◆ Assigned task: Collect each line of the records containing the string "time".

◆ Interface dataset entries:
==========

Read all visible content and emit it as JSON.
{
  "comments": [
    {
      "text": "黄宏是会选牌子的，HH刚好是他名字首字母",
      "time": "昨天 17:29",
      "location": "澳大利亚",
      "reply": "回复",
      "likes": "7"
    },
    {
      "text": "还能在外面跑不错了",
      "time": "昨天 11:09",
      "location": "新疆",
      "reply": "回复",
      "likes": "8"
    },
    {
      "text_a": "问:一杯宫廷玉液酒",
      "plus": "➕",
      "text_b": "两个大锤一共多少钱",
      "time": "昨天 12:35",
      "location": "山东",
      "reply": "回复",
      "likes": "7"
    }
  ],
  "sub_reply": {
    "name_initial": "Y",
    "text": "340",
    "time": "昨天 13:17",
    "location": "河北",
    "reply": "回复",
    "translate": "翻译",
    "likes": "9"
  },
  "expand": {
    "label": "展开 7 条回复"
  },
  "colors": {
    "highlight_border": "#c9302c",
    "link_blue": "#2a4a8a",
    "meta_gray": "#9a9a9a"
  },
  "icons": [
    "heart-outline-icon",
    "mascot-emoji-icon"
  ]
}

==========

◆ Written response:
      "time": "昨天 17:29",
      "time": "昨天 11:09",
      "time": "昨天 12:35",
    "time": "昨天 13:17",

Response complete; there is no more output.